Lumber defects can give a unique character to a piece of wood, but for structural integrity, the defects should be kept to a minimum. Most of the following are caused by problems with cutting, stacking, or drying the wood—with the exception of naturally-occurring knots.
Bow: A bow is a curve on the face of a board, typically extending from one end to the other. If the board was sitting flat, the ends would not be touching the ground.
Check: A check is a crack that occurs along the wood’s growth rings. It does not extend through the entire thickness of the board. You may notice that the corners of a board do not touch the ground when the board is flat on a surface.
Crook: A crook is a warp that happens along the edge of a board.
Cup: A cup is when the face of a board is hollow.
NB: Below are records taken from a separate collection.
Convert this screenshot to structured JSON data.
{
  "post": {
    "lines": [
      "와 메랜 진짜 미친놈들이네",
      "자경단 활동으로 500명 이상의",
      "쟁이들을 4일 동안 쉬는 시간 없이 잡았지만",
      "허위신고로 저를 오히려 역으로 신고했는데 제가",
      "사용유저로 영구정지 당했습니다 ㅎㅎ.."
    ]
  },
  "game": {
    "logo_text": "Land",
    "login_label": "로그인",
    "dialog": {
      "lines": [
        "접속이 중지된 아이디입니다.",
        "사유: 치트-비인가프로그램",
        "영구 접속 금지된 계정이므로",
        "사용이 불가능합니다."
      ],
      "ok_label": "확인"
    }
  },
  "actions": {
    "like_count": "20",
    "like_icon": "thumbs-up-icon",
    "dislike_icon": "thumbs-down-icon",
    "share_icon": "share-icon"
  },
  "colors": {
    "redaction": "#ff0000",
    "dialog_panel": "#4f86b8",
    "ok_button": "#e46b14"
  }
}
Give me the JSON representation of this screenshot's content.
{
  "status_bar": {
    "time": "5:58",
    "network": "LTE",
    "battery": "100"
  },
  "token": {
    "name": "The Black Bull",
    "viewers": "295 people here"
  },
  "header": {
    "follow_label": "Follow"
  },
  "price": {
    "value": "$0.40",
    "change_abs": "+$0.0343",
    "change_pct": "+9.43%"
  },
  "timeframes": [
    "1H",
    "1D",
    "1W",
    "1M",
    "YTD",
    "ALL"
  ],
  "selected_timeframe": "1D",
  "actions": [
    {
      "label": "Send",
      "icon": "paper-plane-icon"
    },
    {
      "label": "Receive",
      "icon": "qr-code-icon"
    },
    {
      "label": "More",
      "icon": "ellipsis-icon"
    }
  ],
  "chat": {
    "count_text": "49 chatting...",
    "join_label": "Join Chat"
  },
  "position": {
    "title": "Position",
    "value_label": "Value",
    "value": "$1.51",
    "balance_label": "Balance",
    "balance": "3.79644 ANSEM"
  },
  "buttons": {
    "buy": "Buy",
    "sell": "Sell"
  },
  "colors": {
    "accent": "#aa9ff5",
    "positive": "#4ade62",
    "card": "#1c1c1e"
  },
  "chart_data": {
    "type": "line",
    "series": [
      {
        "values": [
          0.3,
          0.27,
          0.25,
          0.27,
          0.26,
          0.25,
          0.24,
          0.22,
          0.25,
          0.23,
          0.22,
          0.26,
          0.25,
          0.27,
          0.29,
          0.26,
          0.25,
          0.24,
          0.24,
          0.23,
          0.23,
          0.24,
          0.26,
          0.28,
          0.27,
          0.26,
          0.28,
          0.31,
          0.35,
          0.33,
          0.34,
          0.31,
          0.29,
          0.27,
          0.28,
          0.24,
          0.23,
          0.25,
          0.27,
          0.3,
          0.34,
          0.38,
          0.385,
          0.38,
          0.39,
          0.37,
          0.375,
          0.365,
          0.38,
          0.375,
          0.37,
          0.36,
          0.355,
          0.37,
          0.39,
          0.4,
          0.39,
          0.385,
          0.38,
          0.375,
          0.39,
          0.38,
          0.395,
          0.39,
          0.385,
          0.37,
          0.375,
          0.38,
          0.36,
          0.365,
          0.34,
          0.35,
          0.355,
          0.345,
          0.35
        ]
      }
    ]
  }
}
Knot: A knot is a naturally-occurring defect in a piece of wood. Knots are circular imperfections caused by a broken-off tree branch. Tight knots are nothing to worry about, but dead or loose knots may fall out or leave a hole.
Shake: A shake is when the grain between the wood’s growth rings separates. Shakes can occur on the face of a board or below the surface.
Split: A split is a crack in a piece of wood that goes all the way through the board.
Twist: A twist occurs when there are multiple different bends in a board.
Wane: A wane is when there is missing wood or an untrimmed edge along the side or corner of a board.